══ STORED DATA

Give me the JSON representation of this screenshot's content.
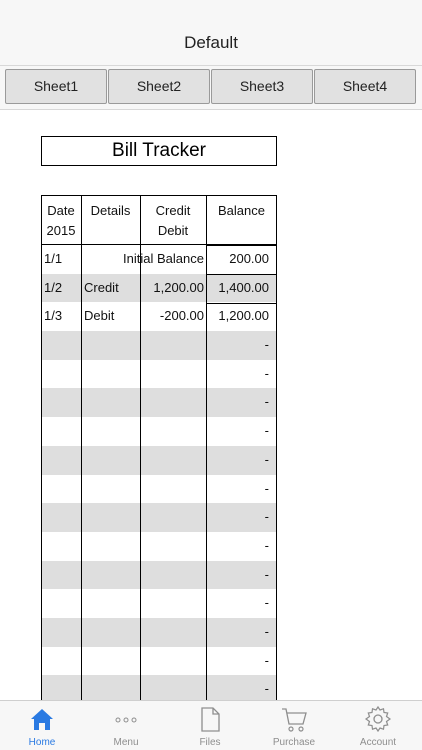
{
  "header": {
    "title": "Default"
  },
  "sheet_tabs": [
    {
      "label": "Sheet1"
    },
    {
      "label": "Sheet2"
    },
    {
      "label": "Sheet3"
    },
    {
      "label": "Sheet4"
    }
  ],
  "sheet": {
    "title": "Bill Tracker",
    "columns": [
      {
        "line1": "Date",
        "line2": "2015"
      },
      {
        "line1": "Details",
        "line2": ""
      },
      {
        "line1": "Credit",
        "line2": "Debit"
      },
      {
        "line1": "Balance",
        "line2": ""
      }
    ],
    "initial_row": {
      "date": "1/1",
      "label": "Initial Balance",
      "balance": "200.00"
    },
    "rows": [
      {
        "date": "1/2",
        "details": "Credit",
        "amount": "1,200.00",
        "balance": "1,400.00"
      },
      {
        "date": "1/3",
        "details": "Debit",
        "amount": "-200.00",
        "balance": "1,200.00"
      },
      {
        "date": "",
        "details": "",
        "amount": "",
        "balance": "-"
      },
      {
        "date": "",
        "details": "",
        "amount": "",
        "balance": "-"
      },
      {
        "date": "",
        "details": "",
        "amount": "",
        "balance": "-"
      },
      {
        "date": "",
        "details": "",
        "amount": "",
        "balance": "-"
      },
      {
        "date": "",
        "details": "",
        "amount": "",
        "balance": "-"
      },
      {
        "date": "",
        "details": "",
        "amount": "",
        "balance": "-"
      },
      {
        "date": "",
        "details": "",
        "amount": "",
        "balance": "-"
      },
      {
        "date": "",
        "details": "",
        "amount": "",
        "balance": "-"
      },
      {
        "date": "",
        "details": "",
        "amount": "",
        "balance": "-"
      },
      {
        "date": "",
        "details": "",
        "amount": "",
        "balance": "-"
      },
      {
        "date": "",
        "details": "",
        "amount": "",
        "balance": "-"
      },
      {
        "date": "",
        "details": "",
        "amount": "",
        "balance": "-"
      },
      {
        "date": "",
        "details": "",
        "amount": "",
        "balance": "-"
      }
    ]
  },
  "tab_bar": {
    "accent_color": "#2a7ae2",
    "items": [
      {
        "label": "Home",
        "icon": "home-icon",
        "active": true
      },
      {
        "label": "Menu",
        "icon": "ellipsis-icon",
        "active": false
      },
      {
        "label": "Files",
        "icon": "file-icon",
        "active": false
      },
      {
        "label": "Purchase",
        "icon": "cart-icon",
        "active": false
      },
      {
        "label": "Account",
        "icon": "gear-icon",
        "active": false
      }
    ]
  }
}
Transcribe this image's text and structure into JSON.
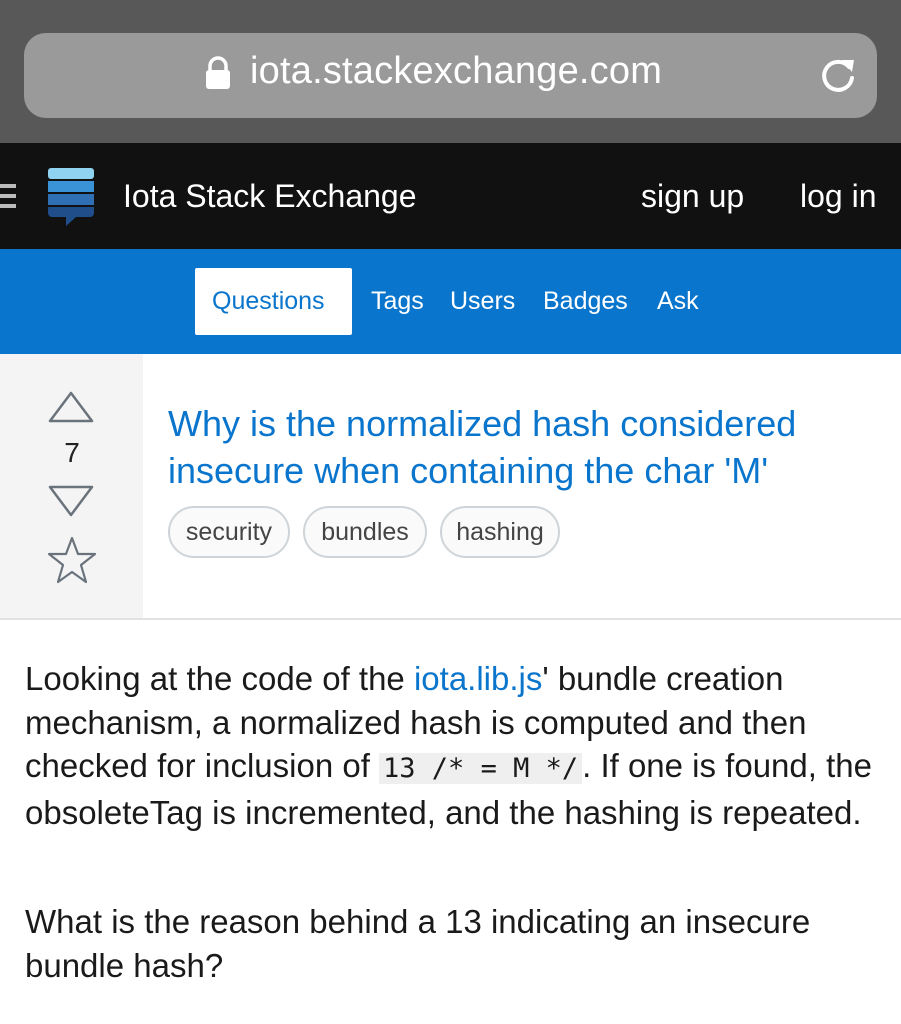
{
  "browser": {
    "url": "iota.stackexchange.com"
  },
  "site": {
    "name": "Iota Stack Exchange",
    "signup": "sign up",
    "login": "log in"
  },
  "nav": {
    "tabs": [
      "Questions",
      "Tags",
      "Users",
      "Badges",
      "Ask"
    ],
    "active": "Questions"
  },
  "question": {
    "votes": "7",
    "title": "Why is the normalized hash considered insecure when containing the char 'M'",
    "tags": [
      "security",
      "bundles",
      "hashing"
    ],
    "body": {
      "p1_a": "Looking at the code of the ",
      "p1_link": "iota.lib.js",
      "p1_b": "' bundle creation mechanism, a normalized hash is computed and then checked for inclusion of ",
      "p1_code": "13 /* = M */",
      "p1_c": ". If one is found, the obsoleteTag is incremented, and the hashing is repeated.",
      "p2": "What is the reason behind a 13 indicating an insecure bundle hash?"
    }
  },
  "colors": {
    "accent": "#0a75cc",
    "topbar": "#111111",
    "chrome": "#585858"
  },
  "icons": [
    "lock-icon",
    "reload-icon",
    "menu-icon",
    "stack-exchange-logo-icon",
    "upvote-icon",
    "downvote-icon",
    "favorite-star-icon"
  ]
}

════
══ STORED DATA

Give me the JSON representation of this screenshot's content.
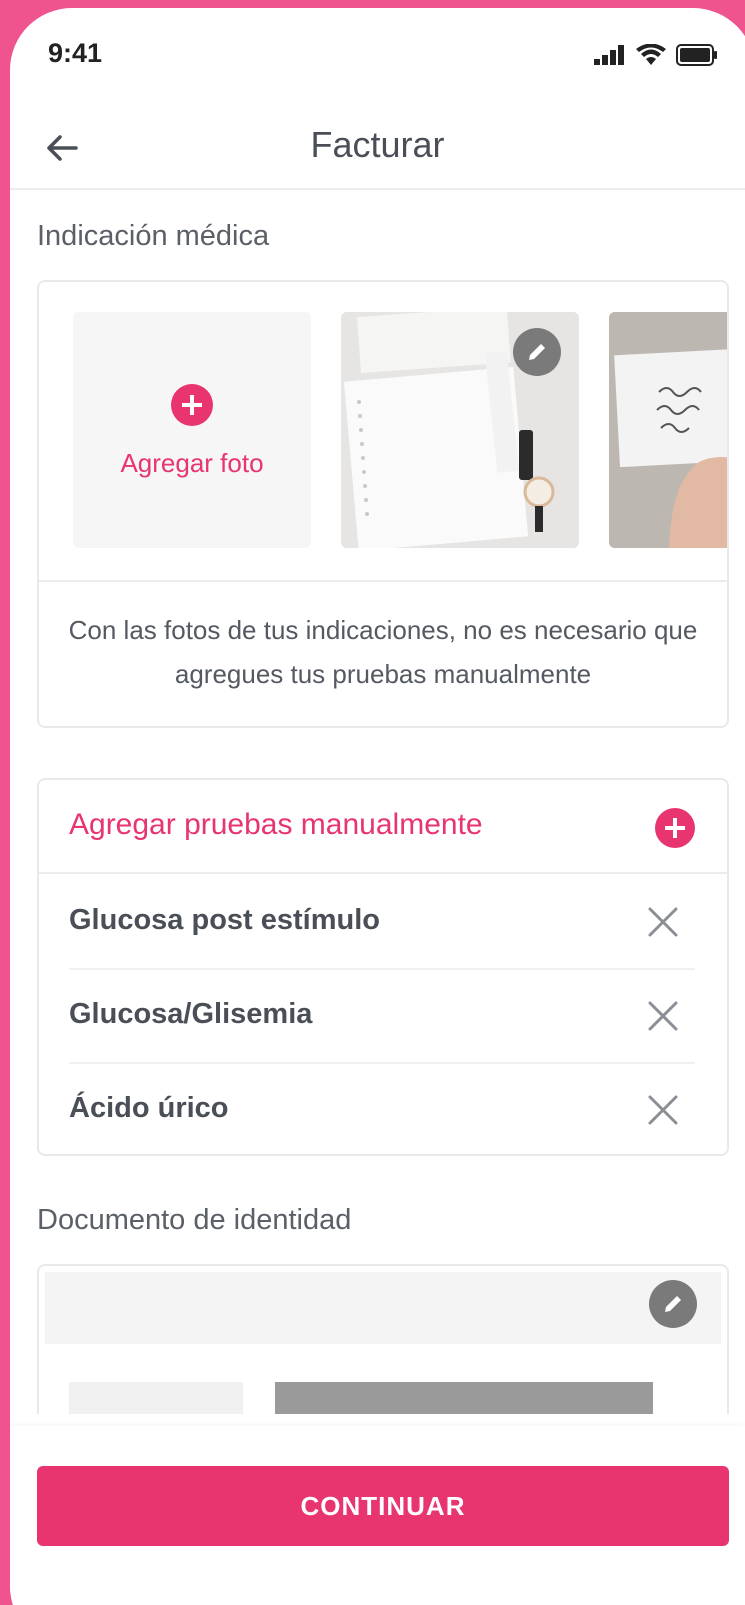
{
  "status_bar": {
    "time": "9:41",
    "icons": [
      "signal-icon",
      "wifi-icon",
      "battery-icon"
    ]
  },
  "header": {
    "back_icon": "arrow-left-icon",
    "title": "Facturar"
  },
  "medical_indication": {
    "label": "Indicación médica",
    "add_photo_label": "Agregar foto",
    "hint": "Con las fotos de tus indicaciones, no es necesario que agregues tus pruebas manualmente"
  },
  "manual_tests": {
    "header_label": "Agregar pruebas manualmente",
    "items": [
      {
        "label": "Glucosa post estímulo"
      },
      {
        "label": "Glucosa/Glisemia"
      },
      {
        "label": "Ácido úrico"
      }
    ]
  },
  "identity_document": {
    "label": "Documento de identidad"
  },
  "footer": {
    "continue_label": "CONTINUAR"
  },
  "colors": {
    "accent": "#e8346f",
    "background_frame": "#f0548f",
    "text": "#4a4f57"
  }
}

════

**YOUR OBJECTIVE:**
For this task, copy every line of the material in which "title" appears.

**RESULT BELOW:**
    "title": "Default"
    "title": "Bill Tracker",
    "title": "Why is the normalized hash considered insecure when containing the char 'M'",
    "title": "Facturar"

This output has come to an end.